  • define a meta-model that represented the semantics of object analysis and design models.
  • define the OMG's IDL (Interface Definition Language) interfaces that enable models or model elements created by one tool to be accessed from another tool. The model access facility had to be either an import facility or a connection facility or both.
  • provide a set of notations for representing models.
  • include a "proof of concept" statement, explaining how the submitted specifications have been demonstrated to be technically viable.
  • accommodate evolution of models and incorporation of additional semantics over time.



Who responded to the RFP?

Those organizations that responded include: Hewlett-Packard, I-Logix, ICON Computing, IntelliCorp, IBM, MCI Systemhouse, Microsoft, ObjecTime Limited, Oracle, Platinum Technology, PTech, Rational Software Corporation, Reich Technologies, Softeam SA, Taskon A/S, Sterling Software (formerly Texas Instruments Software), and Unisys. On January 17, 1997, these companies coordinated their responses, resulting in six submissions. In the months that followed, the effort was unified into a single proposal. On September 1, 1997, all 18 organizations presented the UML proposal to the OMG.



Conclusion

In summary, the OA&D facility is expected to implement the interfaces that would enable tool builders to provide facilities for tool users to:
  • extend and augment a model produced by another conforming tool.
  • use a model produced by another conforming tool in the course of producing a different but related model.
  • Additionally, this RFP resulted in a standard notation for users to express their models.

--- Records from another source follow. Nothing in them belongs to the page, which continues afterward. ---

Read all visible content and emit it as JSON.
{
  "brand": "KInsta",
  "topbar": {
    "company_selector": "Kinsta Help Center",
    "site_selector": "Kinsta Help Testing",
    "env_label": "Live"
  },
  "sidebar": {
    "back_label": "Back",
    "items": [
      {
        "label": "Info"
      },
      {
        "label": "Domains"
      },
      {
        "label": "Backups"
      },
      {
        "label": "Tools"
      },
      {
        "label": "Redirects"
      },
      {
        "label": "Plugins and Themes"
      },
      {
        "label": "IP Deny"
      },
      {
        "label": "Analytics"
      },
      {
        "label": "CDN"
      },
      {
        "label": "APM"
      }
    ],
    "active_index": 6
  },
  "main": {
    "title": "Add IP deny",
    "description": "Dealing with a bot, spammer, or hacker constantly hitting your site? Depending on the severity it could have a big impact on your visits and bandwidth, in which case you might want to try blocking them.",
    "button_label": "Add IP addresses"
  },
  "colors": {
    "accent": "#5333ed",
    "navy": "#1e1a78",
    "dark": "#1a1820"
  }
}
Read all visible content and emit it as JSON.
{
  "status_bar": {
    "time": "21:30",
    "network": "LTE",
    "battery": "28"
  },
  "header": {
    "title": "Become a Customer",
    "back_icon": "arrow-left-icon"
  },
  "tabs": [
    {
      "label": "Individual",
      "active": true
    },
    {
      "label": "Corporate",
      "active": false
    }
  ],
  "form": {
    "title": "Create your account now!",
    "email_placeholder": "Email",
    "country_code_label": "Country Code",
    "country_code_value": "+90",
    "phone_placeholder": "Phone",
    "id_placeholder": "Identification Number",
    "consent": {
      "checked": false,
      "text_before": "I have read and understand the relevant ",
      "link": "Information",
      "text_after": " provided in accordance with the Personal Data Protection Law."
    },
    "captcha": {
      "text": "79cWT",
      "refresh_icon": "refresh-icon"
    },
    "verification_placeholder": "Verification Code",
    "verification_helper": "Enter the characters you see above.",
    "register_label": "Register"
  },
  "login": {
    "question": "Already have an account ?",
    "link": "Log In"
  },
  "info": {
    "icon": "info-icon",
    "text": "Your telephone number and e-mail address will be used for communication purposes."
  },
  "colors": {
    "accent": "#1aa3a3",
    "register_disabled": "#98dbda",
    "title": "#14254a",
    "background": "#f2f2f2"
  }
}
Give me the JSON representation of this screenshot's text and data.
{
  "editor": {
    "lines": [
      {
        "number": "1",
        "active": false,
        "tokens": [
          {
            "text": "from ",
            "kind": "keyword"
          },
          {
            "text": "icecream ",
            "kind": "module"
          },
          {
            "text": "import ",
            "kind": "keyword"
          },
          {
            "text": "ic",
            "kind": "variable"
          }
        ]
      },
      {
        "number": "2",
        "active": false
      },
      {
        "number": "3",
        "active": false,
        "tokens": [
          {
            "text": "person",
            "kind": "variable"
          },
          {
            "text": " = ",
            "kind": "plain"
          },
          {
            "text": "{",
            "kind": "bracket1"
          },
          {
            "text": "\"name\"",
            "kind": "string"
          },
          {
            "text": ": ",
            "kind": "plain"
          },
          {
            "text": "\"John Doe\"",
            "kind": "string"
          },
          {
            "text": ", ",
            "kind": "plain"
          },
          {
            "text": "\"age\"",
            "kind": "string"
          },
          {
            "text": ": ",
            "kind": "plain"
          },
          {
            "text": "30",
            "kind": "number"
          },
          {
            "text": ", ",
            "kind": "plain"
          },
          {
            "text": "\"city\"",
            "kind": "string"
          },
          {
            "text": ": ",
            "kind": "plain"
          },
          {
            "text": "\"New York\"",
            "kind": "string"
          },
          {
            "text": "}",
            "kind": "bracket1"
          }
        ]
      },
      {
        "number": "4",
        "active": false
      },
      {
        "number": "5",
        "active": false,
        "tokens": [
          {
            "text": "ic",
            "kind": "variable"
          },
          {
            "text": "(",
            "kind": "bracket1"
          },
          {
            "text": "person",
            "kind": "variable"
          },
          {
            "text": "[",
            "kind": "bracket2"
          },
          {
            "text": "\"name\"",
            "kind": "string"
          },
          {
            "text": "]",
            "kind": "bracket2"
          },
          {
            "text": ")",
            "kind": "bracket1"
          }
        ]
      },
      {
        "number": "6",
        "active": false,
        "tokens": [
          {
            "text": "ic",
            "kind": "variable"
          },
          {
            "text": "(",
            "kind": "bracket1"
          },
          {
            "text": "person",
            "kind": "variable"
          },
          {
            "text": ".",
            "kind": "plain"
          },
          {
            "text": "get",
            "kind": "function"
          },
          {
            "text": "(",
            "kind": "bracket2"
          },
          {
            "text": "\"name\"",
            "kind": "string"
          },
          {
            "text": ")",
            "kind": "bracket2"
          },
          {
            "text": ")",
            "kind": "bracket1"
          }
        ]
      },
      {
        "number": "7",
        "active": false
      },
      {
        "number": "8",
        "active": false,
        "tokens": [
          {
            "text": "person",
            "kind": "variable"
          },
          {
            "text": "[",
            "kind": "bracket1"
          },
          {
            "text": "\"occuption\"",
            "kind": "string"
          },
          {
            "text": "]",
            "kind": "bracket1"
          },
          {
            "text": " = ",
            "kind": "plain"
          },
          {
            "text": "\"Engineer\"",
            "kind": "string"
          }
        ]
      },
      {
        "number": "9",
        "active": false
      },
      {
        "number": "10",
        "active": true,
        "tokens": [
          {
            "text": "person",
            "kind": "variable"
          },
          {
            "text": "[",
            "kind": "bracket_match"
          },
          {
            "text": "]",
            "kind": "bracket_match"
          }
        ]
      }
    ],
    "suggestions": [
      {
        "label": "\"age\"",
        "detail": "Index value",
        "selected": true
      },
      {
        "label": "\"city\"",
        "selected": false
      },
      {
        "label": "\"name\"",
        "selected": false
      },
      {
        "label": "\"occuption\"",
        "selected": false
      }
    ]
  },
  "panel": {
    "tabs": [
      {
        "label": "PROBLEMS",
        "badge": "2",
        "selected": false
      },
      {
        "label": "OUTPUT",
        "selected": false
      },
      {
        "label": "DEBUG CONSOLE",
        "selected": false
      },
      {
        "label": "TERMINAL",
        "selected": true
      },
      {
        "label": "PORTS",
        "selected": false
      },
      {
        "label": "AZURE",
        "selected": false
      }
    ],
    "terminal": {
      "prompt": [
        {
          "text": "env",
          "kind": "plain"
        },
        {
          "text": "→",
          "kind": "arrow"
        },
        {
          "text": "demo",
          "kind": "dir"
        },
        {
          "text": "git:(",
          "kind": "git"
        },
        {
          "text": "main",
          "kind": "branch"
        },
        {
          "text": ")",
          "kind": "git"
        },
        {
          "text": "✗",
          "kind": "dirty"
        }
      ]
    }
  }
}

A few years ago, such a facility was hoped for and dreamed about—but hardly considered feasible. Now, there is a standard defining the core concepts for OO analysis and design and a prescribed set of diagrams for communicating these concepts.

While this standard will not solve all our problems, it will reduce the Babel-ization surrounding OO A&D communications. Furthermore, it will provide a kind of Rosetta Stone for communicating various kinds of OO A&D specifications. We can then put more effort into what we're communicating—and not so much into how we communicate it. Imagine a world where an OO developer can spend less time in religious battles about notation and more time on the quality of communication.



This book was revised in this spirit.

James J. Odell

Customer Reviews

Most Helpful Customer Reviews

See All Customer Reviews